62. Rodgers RF, Lombardo C, Cerolini S, Franko DL, Omori M, Fuller-Tyszkiewicz M, et al. The impact of the COVID-19 pandemic on eating disorder risk and symptoms. Int J Eat Disord. (2020) 53:1166–70. doi: 10.1002/eat.23318

PubMed Abstract | CrossRef Full Text | Google Scholar

63. Ogden P, Goldstein B. Sensorymotor Psychotherapy from a Distance. Theory and Practice of Online Therapy: Internet-Delivered Interventions for Individuals, Families, Groups, and Organizations. New York, NY: Routledge (2020).

Google Scholar

64. Lewis YD, Elran-Barak R, Grundman-Shem Tov R, Zubery E. The abrupt transition from face-to-face to online treatment for eating disorders: a pilot examination of patients' perspectives during the COVID-19 lockdown. J Eat Disord. (2021) 9:31. doi: 10.1186/s40337-021-00383-y

PubMed Abstract | CrossRef Full Text | Google Scholar

65. Datta N, Derenne J, Sanders M, Lock JD. Telehealth transition in a comprehensive care unit for eating disorders: challenges and long-term benefits. Int J Eat Disord. (2020) 53:1774–9. doi: 10.1002/eat.23348

PubMed Abstract | CrossRef Full Text | Google Scholar

66. Taylor CB, Fitzsimmons-Craft EE, Graham AK. Digital technology can revolutionize mental health services delivery: the COVID-19 crisis as a catalyst for change. Int J Eat Disord. (2020) 53:1155–7. doi: 10.1002/eat.23300

PubMed Abstract | CrossRef Full Text | Google Scholar

Keywords: anorexia nervosa, COVID-19, eating disorders, home hospitalization, online treatment, Jewish ultra-orthodox

Citation: Latzer Y, Herman E, Ashkenazi R, Atias O, Laufer S, Biran Ovadia A, Oppenheim T, Shimoni M, Uziel M and Stein D (2021) Virtual Online Home-Based Treatment During the COVID-19 Pandemic for Ultra-Orthodox Young Women With Eating Disorders.
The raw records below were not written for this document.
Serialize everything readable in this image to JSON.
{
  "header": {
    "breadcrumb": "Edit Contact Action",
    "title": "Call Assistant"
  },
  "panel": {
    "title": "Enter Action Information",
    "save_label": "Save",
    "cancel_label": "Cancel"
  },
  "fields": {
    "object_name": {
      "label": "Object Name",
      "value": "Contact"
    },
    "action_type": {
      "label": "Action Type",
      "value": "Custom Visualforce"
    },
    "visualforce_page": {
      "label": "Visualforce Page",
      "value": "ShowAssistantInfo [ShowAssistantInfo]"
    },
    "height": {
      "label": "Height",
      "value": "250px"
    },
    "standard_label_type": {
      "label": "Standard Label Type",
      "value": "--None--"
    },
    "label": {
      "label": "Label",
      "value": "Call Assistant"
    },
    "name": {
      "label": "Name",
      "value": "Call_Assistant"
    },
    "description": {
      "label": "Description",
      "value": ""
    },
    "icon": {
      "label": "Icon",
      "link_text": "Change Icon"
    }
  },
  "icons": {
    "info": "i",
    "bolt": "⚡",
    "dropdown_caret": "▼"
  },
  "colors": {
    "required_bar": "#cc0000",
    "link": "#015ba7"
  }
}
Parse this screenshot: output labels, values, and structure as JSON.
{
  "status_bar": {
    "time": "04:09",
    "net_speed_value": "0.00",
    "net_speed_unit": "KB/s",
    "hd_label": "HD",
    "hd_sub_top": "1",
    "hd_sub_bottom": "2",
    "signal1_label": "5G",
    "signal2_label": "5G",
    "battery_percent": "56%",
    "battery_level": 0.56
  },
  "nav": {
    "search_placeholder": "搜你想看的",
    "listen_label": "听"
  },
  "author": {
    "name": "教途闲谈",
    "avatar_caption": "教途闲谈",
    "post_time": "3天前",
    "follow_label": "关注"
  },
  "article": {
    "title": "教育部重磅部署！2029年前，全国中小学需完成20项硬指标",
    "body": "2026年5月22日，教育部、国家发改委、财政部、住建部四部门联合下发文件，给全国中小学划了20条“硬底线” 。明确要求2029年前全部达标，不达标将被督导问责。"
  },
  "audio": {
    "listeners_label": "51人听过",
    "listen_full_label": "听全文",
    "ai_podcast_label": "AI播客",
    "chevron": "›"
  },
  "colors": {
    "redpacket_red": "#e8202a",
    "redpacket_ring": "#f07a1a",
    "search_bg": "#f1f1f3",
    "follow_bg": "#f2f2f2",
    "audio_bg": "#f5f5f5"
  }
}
Front. Psychiatry 12:654589. doi: 10.3389/fpsyt.2021.654589

Received: 16 January 2021; Accepted: 26 April 2021;
Published: 24 May 2021.

Edited by:

Cheri Alicia Levinson, University of Louisville, United States

Reviewed by:

Paolo Meneguzzo, University of Padua, Italy
Andrea Amerio, University of Genoa, Italy

Copyright © 2021 Latzer, Herman, Ashkenazi, Atias, Laufer, Biran Ovadia, Oppenheim, Shimoni, Uziel and Stein. This is an open-access article distributed under the terms of the Creative Commons Attribution License (CC BY). The use, distribution or reproduction in other forums is permitted, provided the original author(s) and the copyright owner(s) are credited and that the original publication in this journal is cited, in accordance with accepted academic practice. No use, distribution or reproduction is permitted which does not comply with these terms.

*Correspondence: Yael Latzer, latzery@gmail.com

Download